Smoked Boneless Hams
On April 1, 1998 , Smithfield Packing Co. of Kinston, North Carolina , recalled 490,877 pounds of smoked boneless hams after some were exposed to gear lubricant. Several customers reported a bad taste and burning in the throat for up to three hours after eating the ham.
Bottled Soft Drink
On November 8, 2002 , a consignment of soft drinks was recalled because of lubricant contamination. The product was “Big Thirst”, five flavors in 1.25-liter bottles, distributed through NQR Grocery Clearance Stores in Victoria , Australia . Food Standards Australia indicated that the lubricant may cause irritation if consumed.
Infant Formula and Milk Powder

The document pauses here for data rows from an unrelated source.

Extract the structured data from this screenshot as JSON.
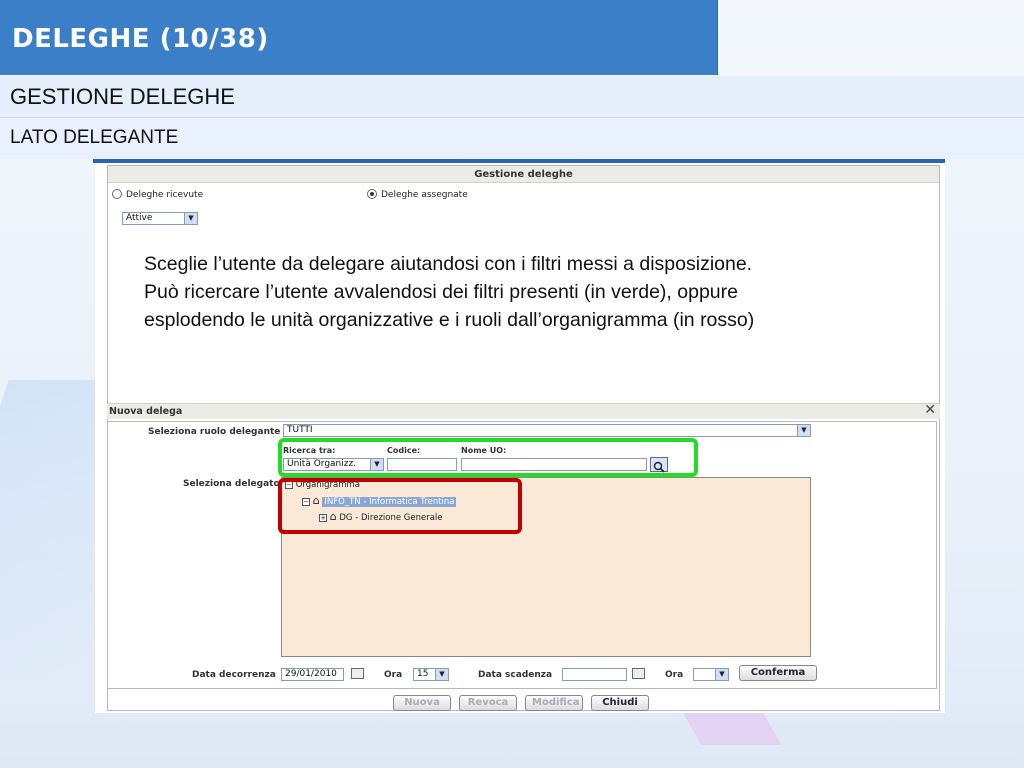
{
  "slide": {
    "title": "DELEGHE (10/38)",
    "subtitle": "GESTIONE DELEGHE",
    "section": "LATO DELEGANTE"
  },
  "panel": {
    "header": "Gestione deleghe",
    "radio_received": "Deleghe ricevute",
    "radio_assigned": "Deleghe assegnate",
    "status_select": "Attive"
  },
  "callout": {
    "line1": "Sceglie l’utente da delegare aiutandosi con i filtri messi a disposizione.",
    "line2": "Può ricercare l’utente avvalendosi dei filtri presenti (in verde), oppure",
    "line3": "esplodendo le unità organizzative e i ruoli dall’organigramma (in rosso)"
  },
  "nuova_delega": {
    "title": "Nuova delega",
    "role_label": "Seleziona ruolo delegante",
    "role_value": "TUTTI",
    "search_in_label": "Ricerca tra:",
    "search_in_value": "Unità Organizz.",
    "code_label": "Codice:",
    "name_label": "Nome UO:",
    "delegate_label": "Seleziona delegato",
    "tree": {
      "root": "Organigramma",
      "node1": "INFO_TN - Informatica Trentina",
      "node2": "DG - Direzione Generale"
    },
    "start_label": "Data decorrenza",
    "start_value": "29/01/2010",
    "hour_label": "Ora",
    "hour_value": "15",
    "end_label": "Data scadenza",
    "end_hour_label": "Ora",
    "confirm": "Conferma"
  },
  "buttons": {
    "new": "Nuova",
    "revoke": "Revoca",
    "edit": "Modifica",
    "close": "Chiudi"
  },
  "colors": {
    "title_bar": "#3b7fc8",
    "green_frame": "#22dd22",
    "red_frame": "#c00000"
  }
}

In 2002, Arinco, a manufacturer of milk powder at Vidabaek , Denmark (owned by Arla Foods), found contamination in its product. Approximately 1,100 tons of milk powder manufactured between January 3 and June 28, 2002 were contaminated by one-half to three-fourths liter of lubricating oil containing very fine iron particles. The problem was discovered when a customer in Thailand complained that the milk powder had a pale gray tint. Arinco traced the incident to its packaging plant, to a worn axle in a gearbox. This allowed oil to seep out through a ball joint and into the powdered milk. According to the Danish Veterinary and Food Authorities, the contamination did not lead to any health risk to consumers, but it did lead to a large recall of several brands of milk powder - including Dumex’s Mamex Infant Formula and Mamil Follow-on in Thailand ; Permilac Formula 1 and 2 in China ; and Gain in the Philippines. Source: The Straits Times, July 12, 2002 ; Youth Daily, Shanghai , July 14, 2002 ; AFX News Ltd., August 26, 2002 ; and Philippine Daily Enquirer, July 13, 2002.
Can of Baby Food
On September 1, 2000 , Stoke-on-Trent City Council ( United Kingdom ) confirmed that tests on a can of baby food revealed a toxic substance. The investigations indicated that a can of Heinz Cheesy Parsnip and Potato Bake was contaminated with mineral oil lubricant, possibly from a machine in the manufacturing process or from the can-manufacturing process. A mother complained the food smelled of tar and alerted the environmental health officials. Source: The Sentinel, September 1, 2000.